And now, our second meeting. You asked me to quiet down my kids. Told me that you and your husband couldn’t enjoy your wine together and were forced to take your drinks inside. I was horrified; I quickly apologized and herded my children inside. On a perfect, sunny May day at 5 p.m. At once, they all broke out into sobs.
My instincts kicked in and I knew I had messed up.
I stormed outside, Mama Bear-style, and told you how my kids had reacted to your demands. I explained, with a red face and my ponytail slowly coming loose, that no, I would not tell my kids to quiet down. You informed me that their noise was annoying, to which I said, “but they’re kids.”
You set down the final judgment, Mommy to Mommy, when you told me that years ago, when your own children got “out of hand,” you’d just put your finger to your lips and “shush” them. Why couldn’t I simply do the same? “Children need to learn how to behave,” you informed me.
I explained to you that my kids can behave at restaurants. That they can sit through Mass on Sundays and even got through the entire reading of the Passion of the Christ without so much as a whimper. I described to you how they are kind, respectful and sensitive people at school. You narrowed your eyes at me, in disbelief that my wild things could ever behave appropriately. It’s the truth, neighbor. They are amazing, thoughtful people. But here’s the thing. They’re not mini-adults. They’re kids. And part of nurturing their blooming spirits is allowing them to be loud, to get muddy, to be wild. To be free.
But my reasoning meant little to you, so we remained on different sides of the fence.
During the days that followed our encounter, I found myself on edge. I worried frequently about the noise level of my children, and my kids began questioning themselves. We all felt sad.
But I watched them play. I listened to their games and songs and conversations. Here’s what you missed out on, neighbor, when the sounds of their voices pushed you inside your home:
1. They discovered a bumblebee making a nest inside of our swing set. They screamed for me because even though all three are afraid of bees, they were worried that the bee was stuck and dying. It was a crucial moment in their world, and they needed help.
2. Totally relieved that the bee was safe, they pumped up and down on the swings, singing together about the life of a bumblebee. All three, joyfully in rhythm. They interspersed facts they knew about bees, and my daughter, aware of the bee shortage, came up with a chorus which she repeated over and over: “Don’t pick the dandelions.”
3. My 4-year-old cried. She was mad because she wanted candy and I said no. I hugged her and did my best to empathize, but she was really mad. I let her work through it, and eventually, she did.
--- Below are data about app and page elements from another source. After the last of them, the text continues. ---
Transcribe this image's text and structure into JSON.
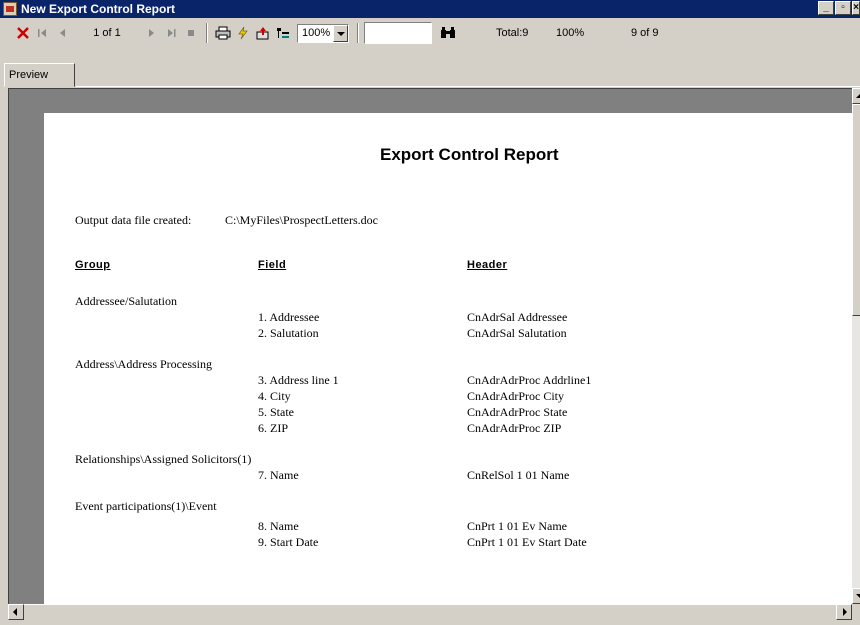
{
  "window": {
    "title": "New Export Control Report"
  },
  "toolbar": {
    "page_indicator": "1 of 1",
    "zoom": "100%",
    "search_value": "",
    "total": "Total:9",
    "percent": "100%",
    "record_count": "9 of 9"
  },
  "tabs": [
    {
      "label": "Preview"
    }
  ],
  "report": {
    "title": "Export Control Report",
    "output_label": "Output data file created:",
    "output_path": "C:\\MyFiles\\ProspectLetters.doc",
    "headers": {
      "group": "Group",
      "field": "Field",
      "header": "Header"
    },
    "groups": [
      {
        "name": "Addressee/Salutation",
        "rows": [
          {
            "field": "1. Addressee",
            "header": "CnAdrSal  Addressee"
          },
          {
            "field": "2. Salutation",
            "header": "CnAdrSal  Salutation"
          }
        ]
      },
      {
        "name": "Address\\Address Processing",
        "rows": [
          {
            "field": "3. Address line 1",
            "header": "CnAdrAdrProc  Addrline1"
          },
          {
            "field": "4. City",
            "header": "CnAdrAdrProc  City"
          },
          {
            "field": "5. State",
            "header": "CnAdrAdrProc  State"
          },
          {
            "field": "6. ZIP",
            "header": "CnAdrAdrProc  ZIP"
          }
        ]
      },
      {
        "name": "Relationships\\Assigned Solicitors(1)",
        "rows": [
          {
            "field": "7. Name",
            "header": "CnRelSol  1  01  Name"
          }
        ]
      },
      {
        "name": "Event participations(1)\\Event",
        "rows": [
          {
            "field": "8. Name",
            "header": "CnPrt  1  01  Ev  Name"
          },
          {
            "field": "9. Start Date",
            "header": "CnPrt  1  01  Ev  Start  Date"
          }
        ]
      }
    ]
  },
  "colors": {
    "titlebar": "#0a246a",
    "chrome": "#d4d0c8",
    "viewport": "#808080",
    "close_red": "#d00000"
  },
  "icons": [
    "app-icon",
    "close-x-icon",
    "first-page-icon",
    "prev-page-icon",
    "next-page-icon",
    "last-page-icon",
    "stop-icon",
    "print-icon",
    "lightning-icon",
    "export-icon",
    "tree-icon",
    "binoculars-icon"
  ]
}
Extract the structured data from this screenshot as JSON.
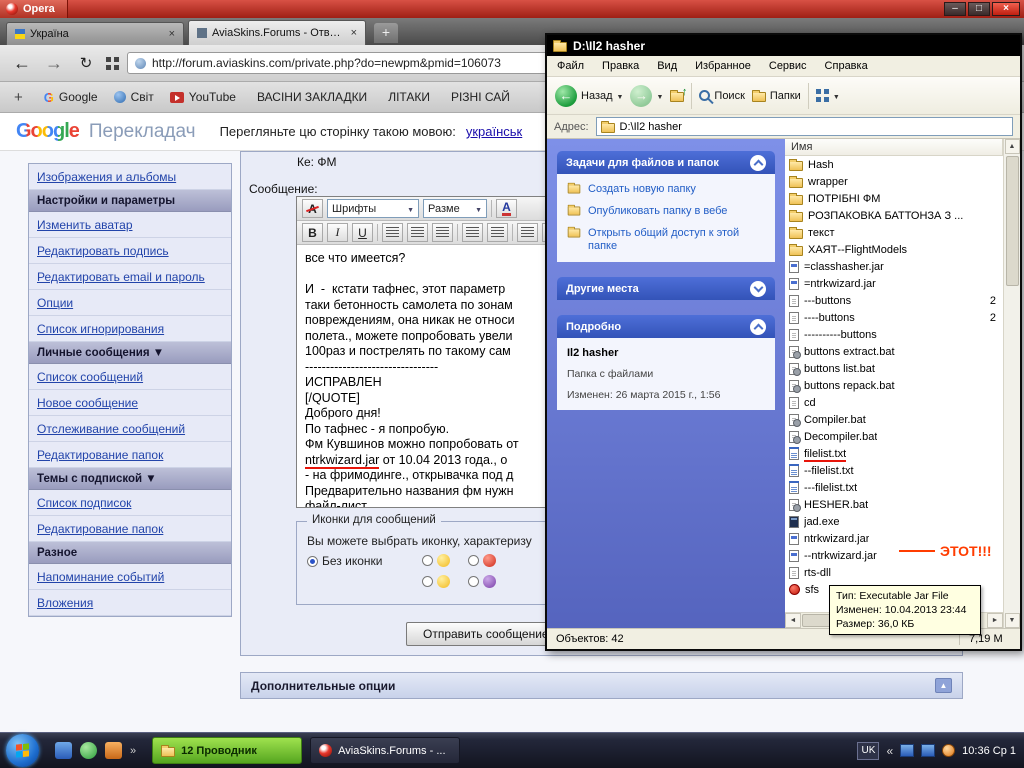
{
  "colors": {
    "opera_red": "#b03224",
    "xp_panel_blue": "#7285d8",
    "annotation_red": "#ff3c00",
    "tooltip_bg": "#ffffe1",
    "active_task_green": "#6cc024"
  },
  "opera": {
    "logo": "Opera",
    "tabs": [
      {
        "label": "Україна"
      },
      {
        "label": "AviaSkins.Forums - Ответит"
      }
    ],
    "url": "http://forum.aviaskins.com/private.php?do=newpm&pmid=106073",
    "bookmarks": [
      {
        "label": "",
        "icon": "plus"
      },
      {
        "label": "Google",
        "icon": "google"
      },
      {
        "label": "Світ",
        "icon": "globe"
      },
      {
        "label": "YouTube",
        "icon": "youtube"
      },
      {
        "label": "ВАСІНИ ЗАКЛАДКИ",
        "icon": "folder"
      },
      {
        "label": "ЛІТАКИ",
        "icon": "folder"
      },
      {
        "label": "РІЗНІ САЙ",
        "icon": "folder"
      }
    ],
    "translate": {
      "logo": "Google",
      "logo2": "Перекладач",
      "text": "Перегляньте цю сторінку такою мовою:",
      "link": "українськ"
    }
  },
  "forum": {
    "subject": "Ке: ФМ",
    "message_label": "Сообщение:",
    "sidebar": [
      {
        "label": "Изображения и альбомы",
        "type": "link"
      },
      {
        "label": "Настройки и параметры",
        "type": "header"
      },
      {
        "label": "Изменить аватар",
        "type": "link"
      },
      {
        "label": "Редактировать подпись",
        "type": "link"
      },
      {
        "label": "Редактировать email и пароль",
        "type": "link"
      },
      {
        "label": "Опции",
        "type": "link"
      },
      {
        "label": "Список игнорирования",
        "type": "link"
      },
      {
        "label": "Личные сообщения ▼",
        "type": "header"
      },
      {
        "label": "Список сообщений",
        "type": "link"
      },
      {
        "label": "Новое сообщение",
        "type": "link"
      },
      {
        "label": "Отслеживание сообщений",
        "type": "link"
      },
      {
        "label": "Редактирование папок",
        "type": "link"
      },
      {
        "label": "Темы с подпиской ▼",
        "type": "header"
      },
      {
        "label": "Список подписок",
        "type": "link"
      },
      {
        "label": "Редактирование папок",
        "type": "link"
      },
      {
        "label": "Разное",
        "type": "header"
      },
      {
        "label": "Напоминание событий",
        "type": "link"
      },
      {
        "label": "Вложения",
        "type": "link"
      }
    ],
    "editor": {
      "font_select": "Шрифты",
      "size_select": "Разме",
      "bold": "B",
      "italic": "I",
      "underline": "U"
    },
    "message_lines": [
      {
        "pre": "все что имеется?"
      },
      {
        "pre": ""
      },
      {
        "pre": "И  -  кстати тафнес, этот параметр"
      },
      {
        "pre": "таки бетонность самолета по зонам"
      },
      {
        "pre": "повреждениям, она никак не относи"
      },
      {
        "pre": "полета., можете попробовать увели"
      },
      {
        "pre": "100раз и пострелять по такому сам"
      },
      {
        "pre": "--------------------------------"
      },
      {
        "pre": "ИСПРАВЛЕН"
      },
      {
        "pre": "[/QUOTE]"
      },
      {
        "pre": "Доброго дня!"
      },
      {
        "pre": "По тафнес - я попробую."
      },
      {
        "pre": "Фм Кувшинов можно попробовать от"
      },
      {
        "marked": "ntrkwizard.jar",
        "post": " от 10.04 2013 года., о"
      },
      {
        "pre": "- на фримодинге., открывачка под д"
      },
      {
        "pre": "Предварительно названия фм нужн"
      },
      {
        "marked": "файл-лист."
      }
    ],
    "icons_box": {
      "legend": "Иконки для сообщений",
      "hint": "Вы можете выбрать иконку, характеризу",
      "no_icon": "Без иконки"
    },
    "submit": "Отправить сообщение",
    "additional": "Дополнительные опции"
  },
  "explorer": {
    "title": "D:\\Il2 hasher",
    "menus": [
      "Файл",
      "Правка",
      "Вид",
      "Избранное",
      "Сервис",
      "Справка"
    ],
    "toolbar": {
      "back": "Назад",
      "search": "Поиск",
      "folders": "Папки"
    },
    "address_label": "Адрес:",
    "address_value": "D:\\Il2 hasher",
    "tasks": {
      "header": "Задачи для файлов и папок",
      "items": [
        "Создать новую папку",
        "Опубликовать папку в вебе",
        "Открыть общий доступ к этой папке"
      ]
    },
    "other_places": "Другие места",
    "details": {
      "header": "Подробно",
      "name": "Il2 hasher",
      "type": "Папка с файлами",
      "modified": "Изменен: 26 марта 2015 г., 1:56"
    },
    "column": "Имя",
    "files": [
      {
        "name": "Hash",
        "icon": "folder"
      },
      {
        "name": "wrapper",
        "icon": "folder"
      },
      {
        "name": "ПОТРІБНІ ФМ",
        "icon": "folder"
      },
      {
        "name": "РОЗПАКОВКА БАТТОНЗА З ...",
        "icon": "folder"
      },
      {
        "name": "текст",
        "icon": "folder"
      },
      {
        "name": "ХАЯТ--FlightModels",
        "icon": "folder"
      },
      {
        "name": "=classhasher.jar",
        "icon": "jar"
      },
      {
        "name": "=ntrkwizard.jar",
        "icon": "jar"
      },
      {
        "name": "---buttons",
        "icon": "file",
        "size": "2"
      },
      {
        "name": "----buttons",
        "icon": "file",
        "size": "2"
      },
      {
        "name": "----------buttons",
        "icon": "file"
      },
      {
        "name": "buttons extract.bat",
        "icon": "bat"
      },
      {
        "name": "buttons list.bat",
        "icon": "bat"
      },
      {
        "name": "buttons repack.bat",
        "icon": "bat"
      },
      {
        "name": "cd",
        "icon": "file"
      },
      {
        "name": "Compiler.bat",
        "icon": "bat"
      },
      {
        "name": "Decompiler.bat",
        "icon": "bat"
      },
      {
        "name": "filelist.txt",
        "icon": "txt",
        "mark": "underline"
      },
      {
        "name": "--filelist.txt",
        "icon": "txt"
      },
      {
        "name": "---filelist.txt",
        "icon": "txt"
      },
      {
        "name": "HESHER.bat",
        "icon": "bat"
      },
      {
        "name": "jad.exe",
        "icon": "exe"
      },
      {
        "name": "ntrkwizard.jar",
        "icon": "jar"
      },
      {
        "name": "--ntrkwizard.jar",
        "icon": "jar",
        "mark": "arrow"
      },
      {
        "name": "rts-dll",
        "icon": "file"
      },
      {
        "name": "sfs",
        "icon": "sfs"
      }
    ],
    "tooltip": [
      "Тип: Executable Jar File",
      "Изменен: 10.04.2013 23:44",
      "Размер: 36,0 КБ"
    ],
    "status_left": "Объектов: 42",
    "status_right": "7,19 М",
    "annotation": "ЭТОТ!!!"
  },
  "taskbar": {
    "tasks": [
      {
        "label": "12 Проводник",
        "active": true
      },
      {
        "label": "AviaSkins.Forums - ..."
      }
    ],
    "tray": {
      "lang": "UK",
      "clock": "10:36 Ср 1"
    }
  }
}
4. Along with their 6-year-old buddy, they used the swing set for an operations base… in a self-created game of “Whales,” in which they re-enacted Operation Breakthrough, a real international rescue mission that freed gray whales from the ice in Alaska in 1988. It grew heated and intense when our 150-pound St. Bernard lumbered out to spotlight as the Bull Shark.
5. My middle child sang for a good 15 minutes while swinging. She’s finding her confidence more and more these days, and although she was totally off-key, she was on stage.
6. We assembled goodie bags on the picnic table. The kids tooted some plastic flutes, happily trilling away as they helped forward our assembly line. It was not the Philharmonic Orchestra.
We’ve got noise rules. I don’t allow them to be outside too early in the morning. Trust me, they want to be out there at 6 a.m., but I have respect for you. If they start fighting or shrieking at each other and can’t work through it, I bring them inside to have some peace time. I don’t expect you to listen to their sometimes endless arguments. But I do expect that they’re allowed to be free in their own backyard. I do expect that you respect them.
When you asked my kids to be quiet and told them they were annoying, their spirits were hurt. Because you asked them to stop singing, to stop laughing, to stop yelling. To stop being kids. And for a moment, I was on your side.
I’m sorry, neighbor, that you can’t enjoy your wine the way you’d like to. Perhaps it’s time you consider whether a family-filled cul-de-sac is the best spot for you. Because childhood is messy and loud and perfectly imperfect, and that does not make me a bad mother. In fact, I wouldn’t have it any other way. In a world where the news is full of school shootings, bullying and assault rifles in Target, you better believe that I will encourage them to be little as long as I possibly can.